Exercise data:
╔══

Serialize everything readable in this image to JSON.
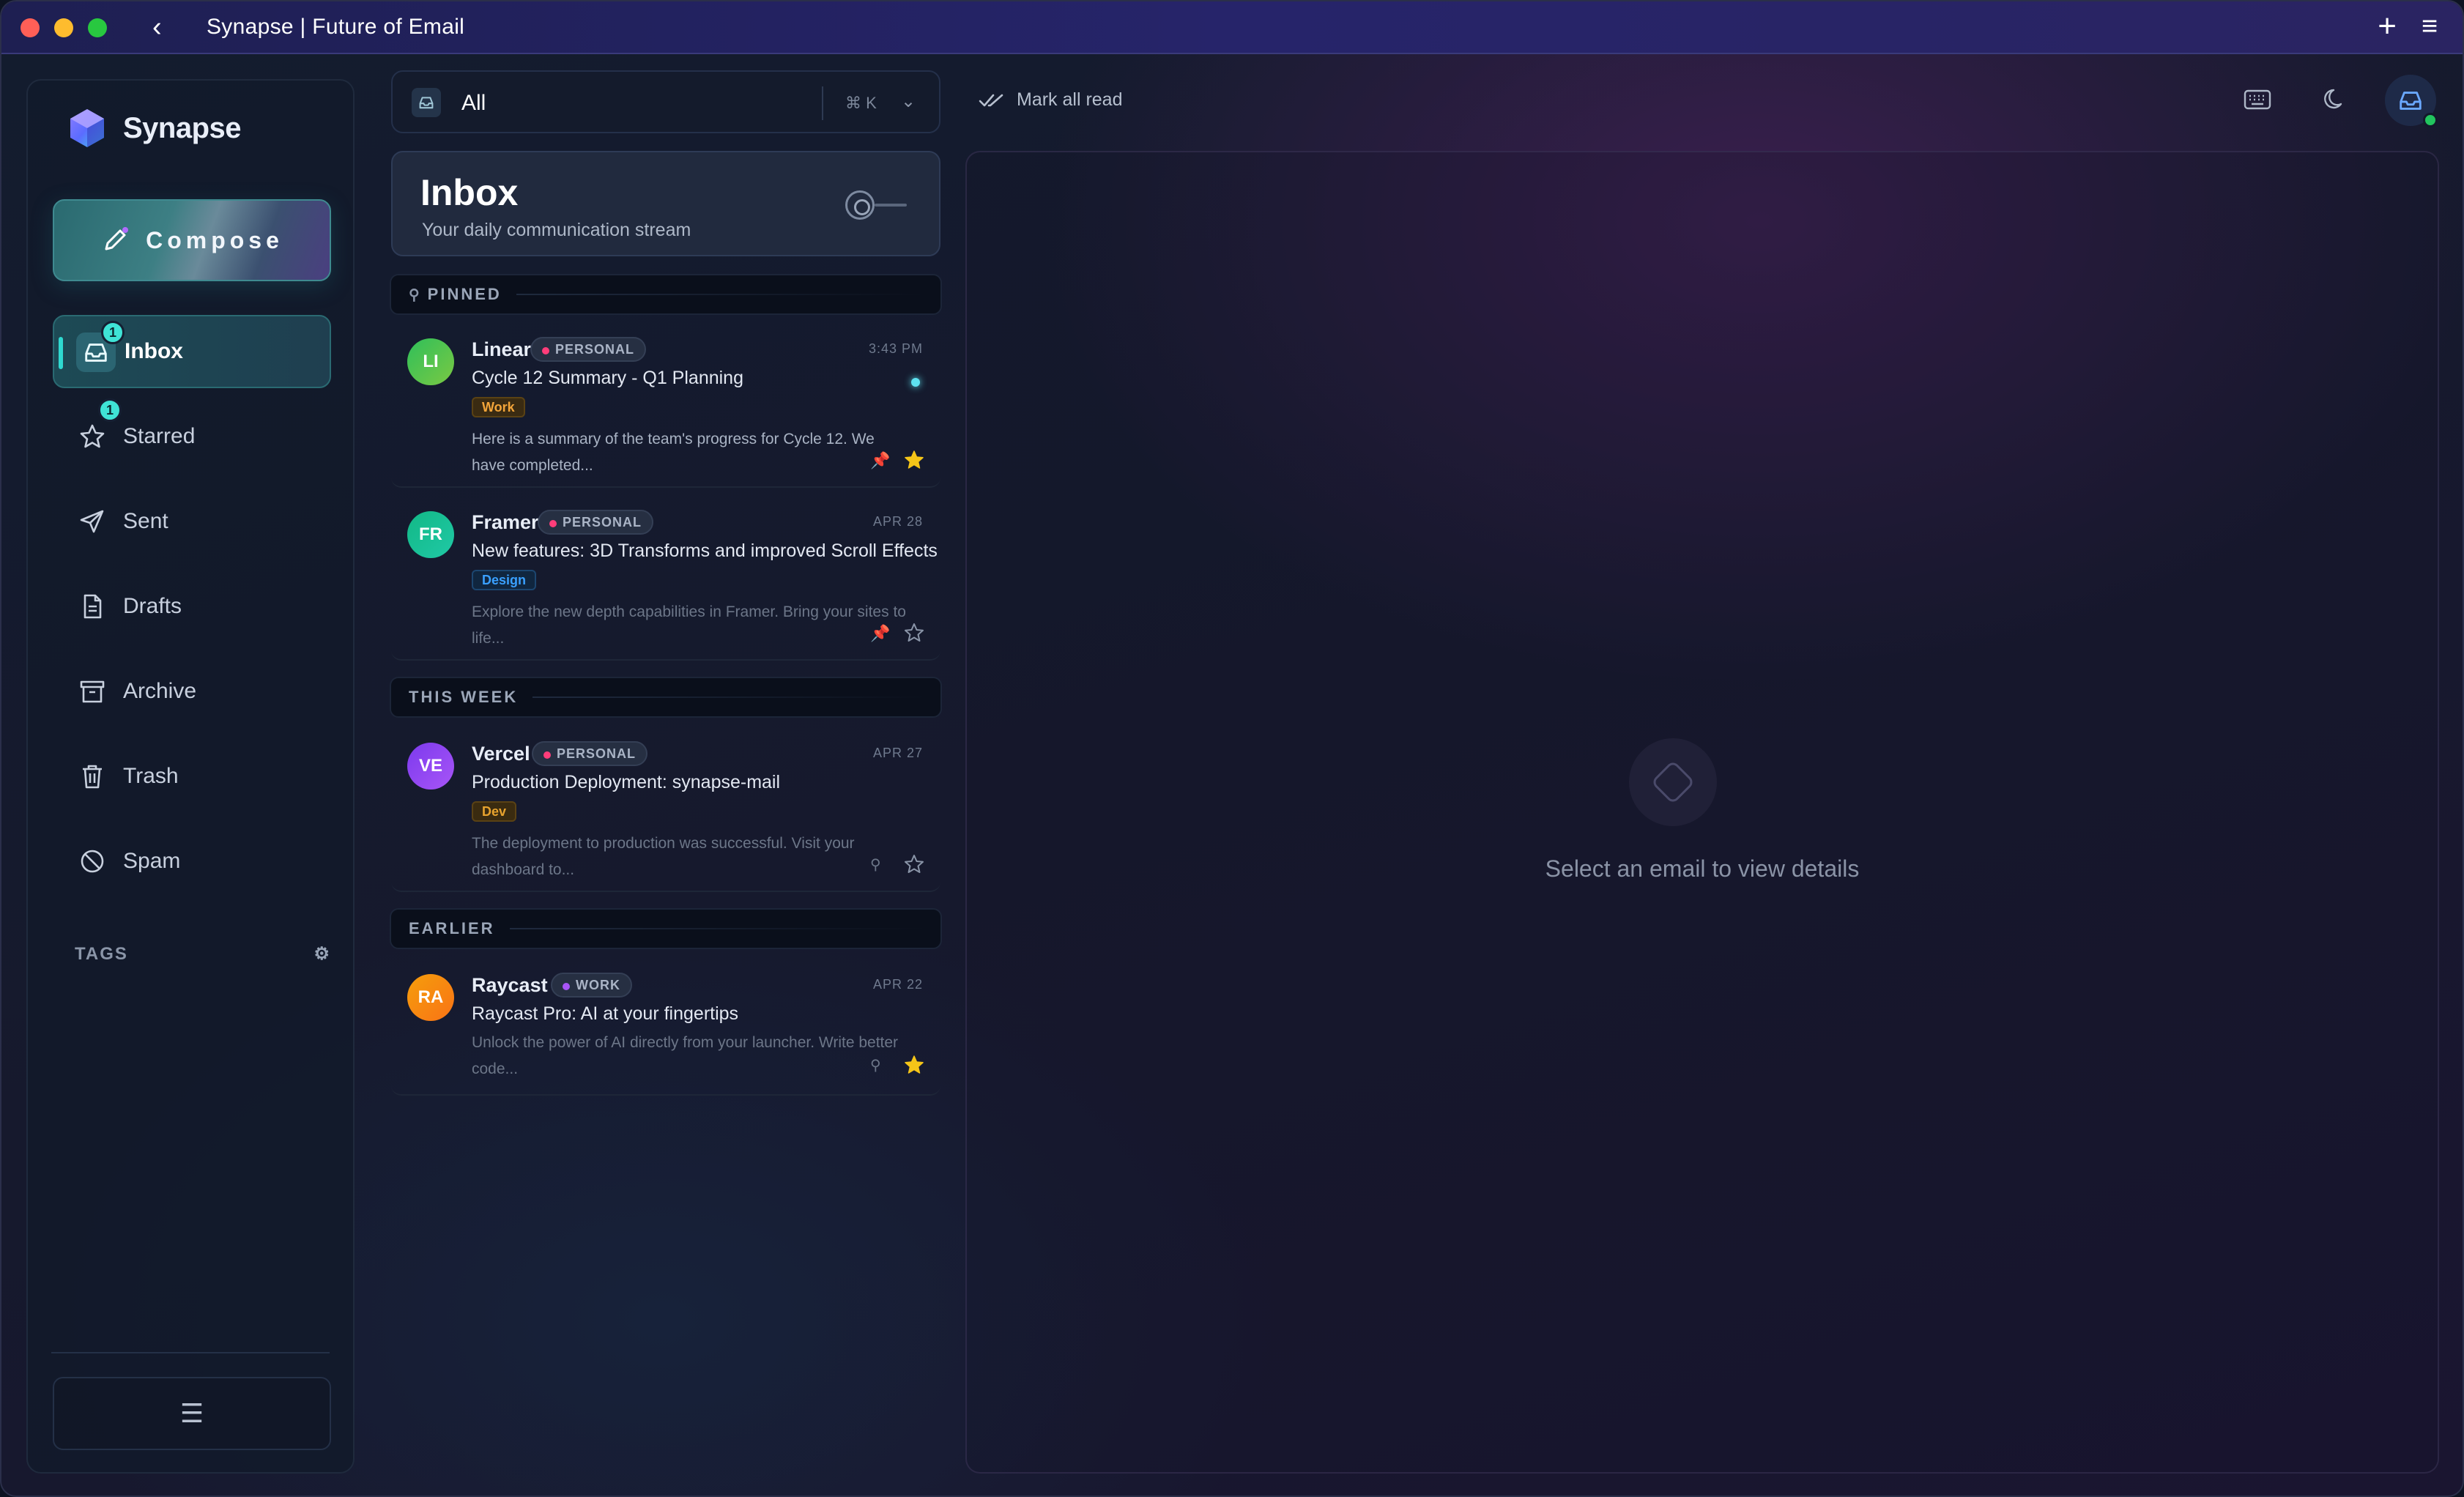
{
  "window": {
    "title": "Synapse | Future of Email"
  },
  "brand": {
    "name": "Synapse",
    "accent": "#2fd9d0"
  },
  "compose": {
    "label": "Compose"
  },
  "nav": {
    "items": [
      {
        "label": "Inbox",
        "icon": "inbox-icon",
        "badge": "1",
        "active": true
      },
      {
        "label": "Starred",
        "icon": "star-icon",
        "badge": "1"
      },
      {
        "label": "Sent",
        "icon": "send-icon"
      },
      {
        "label": "Drafts",
        "icon": "document-icon"
      },
      {
        "label": "Archive",
        "icon": "archive-icon"
      },
      {
        "label": "Trash",
        "icon": "trash-icon"
      },
      {
        "label": "Spam",
        "icon": "ban-icon"
      }
    ]
  },
  "tags": {
    "label": "TAGS"
  },
  "filter": {
    "label": "All",
    "shortcut": "⌘ K"
  },
  "inbox": {
    "title": "Inbox",
    "subtitle": "Your daily communication stream"
  },
  "sections": {
    "pinned": "PINNED",
    "this_week": "THIS WEEK",
    "earlier": "EARLIER"
  },
  "emails": [
    {
      "initials": "LI",
      "sender": "Linear",
      "category": "PERSONAL",
      "date": "3:43 PM",
      "subject": "Cycle 12 Summary - Q1 Planning",
      "label": "Work",
      "preview": "Here is a summary of the team's progress for Cycle 12. We have completed...",
      "unread": true,
      "pinned": true,
      "starred": true
    },
    {
      "initials": "FR",
      "sender": "Framer",
      "category": "PERSONAL",
      "date": "APR 28",
      "subject": "New features: 3D Transforms and improved Scroll Effects",
      "label": "Design",
      "preview": "Explore the new depth capabilities in Framer. Bring your sites to life...",
      "pinned": true,
      "starred": false
    },
    {
      "initials": "VE",
      "sender": "Vercel",
      "category": "PERSONAL",
      "date": "APR 27",
      "subject": "Production Deployment: synapse-mail",
      "label": "Dev",
      "preview": "The deployment to production was successful. Visit your dashboard to...",
      "pinned": false,
      "starred": false
    },
    {
      "initials": "RA",
      "sender": "Raycast",
      "category": "WORK",
      "date": "APR 22",
      "subject": "Raycast Pro: AI at your fingertips",
      "label": "",
      "preview": "Unlock the power of AI directly from your launcher. Write better code...",
      "pinned": false,
      "starred": true
    }
  ],
  "toolbar": {
    "mark_all_read": "Mark all read"
  },
  "detail": {
    "empty_text": "Select an email to view details"
  }
}
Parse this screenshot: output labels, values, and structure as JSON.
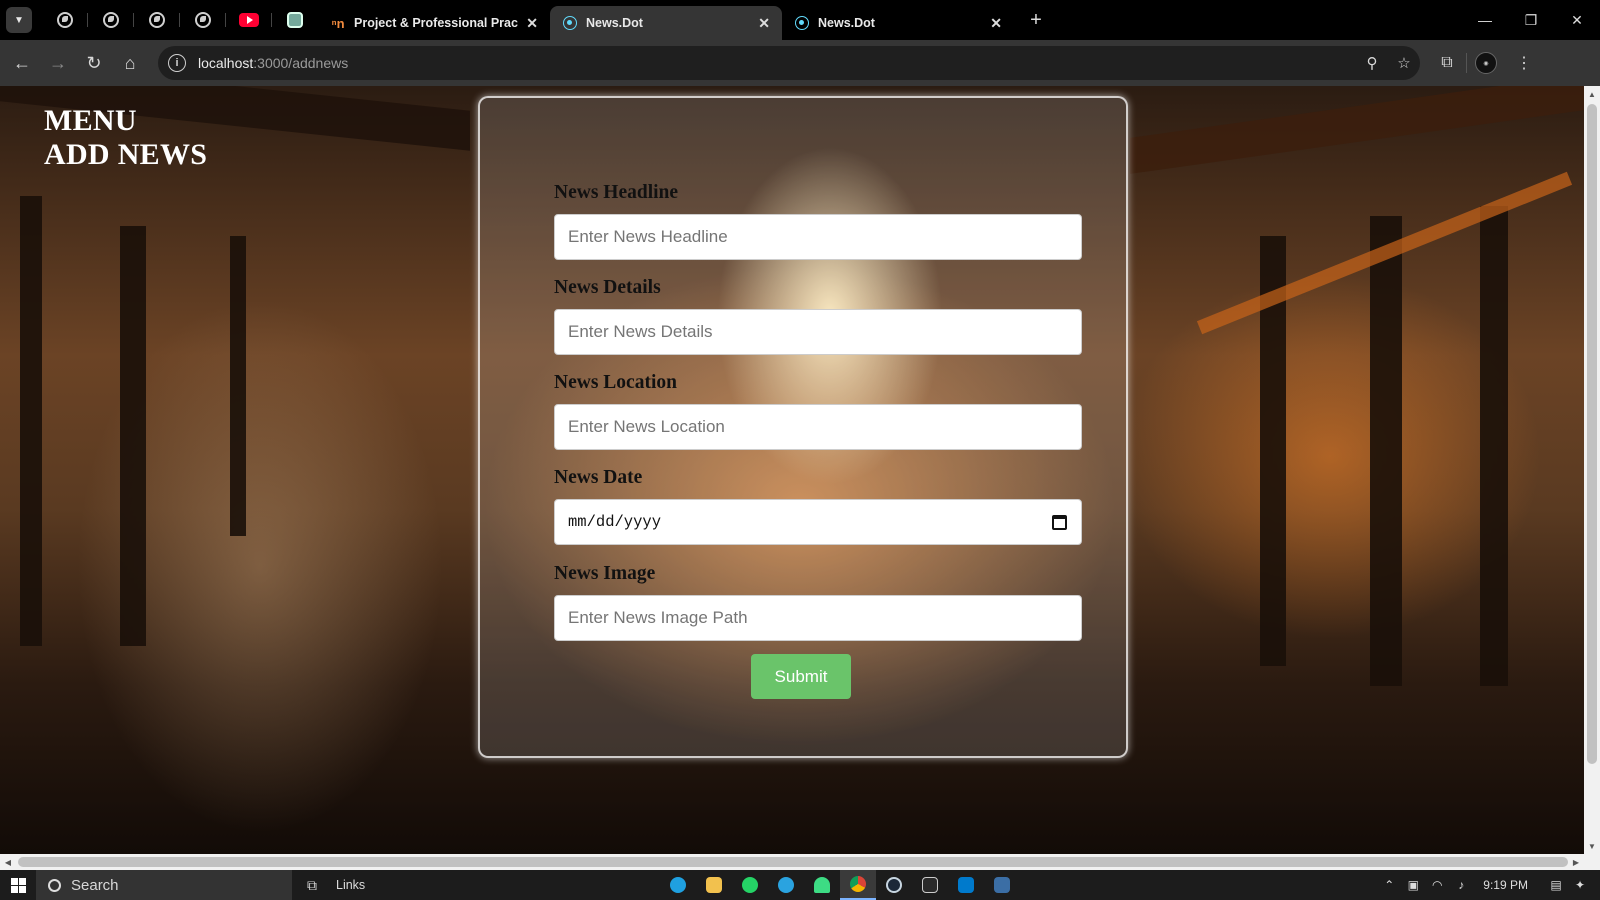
{
  "browser": {
    "tabs": [
      {
        "title": "Project & Professional Practice",
        "favicon": "tn-icon",
        "active": false
      },
      {
        "title": "News.Dot",
        "favicon": "react-icon",
        "active": true
      },
      {
        "title": "News.Dot",
        "favicon": "react-icon",
        "active": false
      }
    ],
    "address": {
      "host": "localhost",
      "path": ":3000/addnews"
    }
  },
  "page": {
    "nav": {
      "menu": "MENU",
      "add_news": "ADD NEWS"
    },
    "form": {
      "headline": {
        "label": "News Headline",
        "placeholder": "Enter News Headline"
      },
      "details": {
        "label": "News Details",
        "placeholder": "Enter News Details"
      },
      "location": {
        "label": "News Location",
        "placeholder": "Enter News Location"
      },
      "date": {
        "label": "News Date",
        "value": "mm/dd/yyyy"
      },
      "image": {
        "label": "News Image",
        "placeholder": "Enter News Image Path"
      },
      "submit": "Submit"
    },
    "colors": {
      "submit_bg": "#6ac46a",
      "card_border": "#ffffff"
    }
  },
  "taskbar": {
    "search": "Search",
    "links": "Links",
    "time": "9:19 PM"
  }
}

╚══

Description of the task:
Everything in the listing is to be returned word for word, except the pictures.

Output for this exercise:
Serialize everything readable in this image to JSON.
{
  "window": {
    "title": "Synapse | Future of Email"
  },
  "brand": {
    "name": "Synapse",
    "accent": "#2fd9d0"
  },
  "compose": {
    "label": "Compose"
  },
  "nav": {
    "items": [
      {
        "label": "Inbox",
        "icon": "inbox-icon",
        "badge": "1",
        "active": true
      },
      {
        "label": "Starred",
        "icon": "star-icon",
        "badge": "1"
      },
      {
        "label": "Sent",
        "icon": "send-icon"
      },
      {
        "label": "Drafts",
        "icon": "document-icon"
      },
      {
        "label": "Archive",
        "icon": "archive-icon"
      },
      {
        "label": "Trash",
        "icon": "trash-icon"
      },
      {
        "label": "Spam",
        "icon": "ban-icon"
      }
    ]
  },
  "tags": {
    "label": "TAGS"
  },
  "filter": {
    "label": "All",
    "shortcut": "⌘ K"
  },
  "inbox": {
    "title": "Inbox",
    "subtitle": "Your daily communication stream"
  },
  "sections": {
    "pinned": "PINNED",
    "this_week": "THIS WEEK",
    "earlier": "EARLIER"
  },
  "emails": [
    {
      "initials": "LI",
      "sender": "Linear",
      "category": "PERSONAL",
      "date": "3:43 PM",
      "subject": "Cycle 12 Summary - Q1 Planning",
      "label": "Work",
      "preview": "Here is a summary of the team's progress for Cycle 12. We have completed...",
      "unread": true,
      "pinned": true,
      "starred": true
    },
    {
      "initials": "FR",
      "sender": "Framer",
      "category": "PERSONAL",
      "date": "APR 28",
      "subject": "New features: 3D Transforms and improved Scroll Effects",
      "label": "Design",
      "preview": "Explore the new depth capabilities in Framer. Bring your sites to life...",
      "pinned": true,
      "starred": false
    },
    {
      "initials": "VE",
      "sender": "Vercel",
      "category": "PERSONAL",
      "date": "APR 27",
      "subject": "Production Deployment: synapse-mail",
      "label": "Dev",
      "preview": "The deployment to production was successful. Visit your dashboard to...",
      "pinned": false,
      "starred": false
    },
    {
      "initials": "RA",
      "sender": "Raycast",
      "category": "WORK",
      "date": "APR 22",
      "subject": "Raycast Pro: AI at your fingertips",
      "label": "",
      "preview": "Unlock the power of AI directly from your launcher. Write better code...",
      "pinned": false,
      "starred": true
    }
  ],
  "toolbar": {
    "mark_all_read": "Mark all read"
  },
  "detail": {
    "empty_text": "Select an email to view details"
  }
}
Parse this screenshot: output labels, values, and structure as JSON.
{
  "browser": {
    "tabs": [
      {
        "title": "Project & Professional Practice",
        "favicon": "tn-icon",
        "active": false
      },
      {
        "title": "News.Dot",
        "favicon": "react-icon",
        "active": true
      },
      {
        "title": "News.Dot",
        "favicon": "react-icon",
        "active": false
      }
    ],
    "address": {
      "host": "localhost",
      "path": ":3000/addnews"
    }
  },
  "page": {
    "nav": {
      "menu": "MENU",
      "add_news": "ADD NEWS"
    },
    "form": {
      "headline": {
        "label": "News Headline",
        "placeholder": "Enter News Headline"
      },
      "details": {
        "label": "News Details",
        "placeholder": "Enter News Details"
      },
      "location": {
        "label": "News Location",
        "placeholder": "Enter News Location"
      },
      "date": {
        "label": "News Date",
        "value": "mm/dd/yyyy"
      },
      "image": {
        "label": "News Image",
        "placeholder": "Enter News Image Path"
      },
      "submit": "Submit"
    },
    "colors": {
      "submit_bg": "#6ac46a",
      "card_border": "#ffffff"
    }
  },
  "taskbar": {
    "search": "Search",
    "links": "Links",
    "time": "9:19 PM"
  }
}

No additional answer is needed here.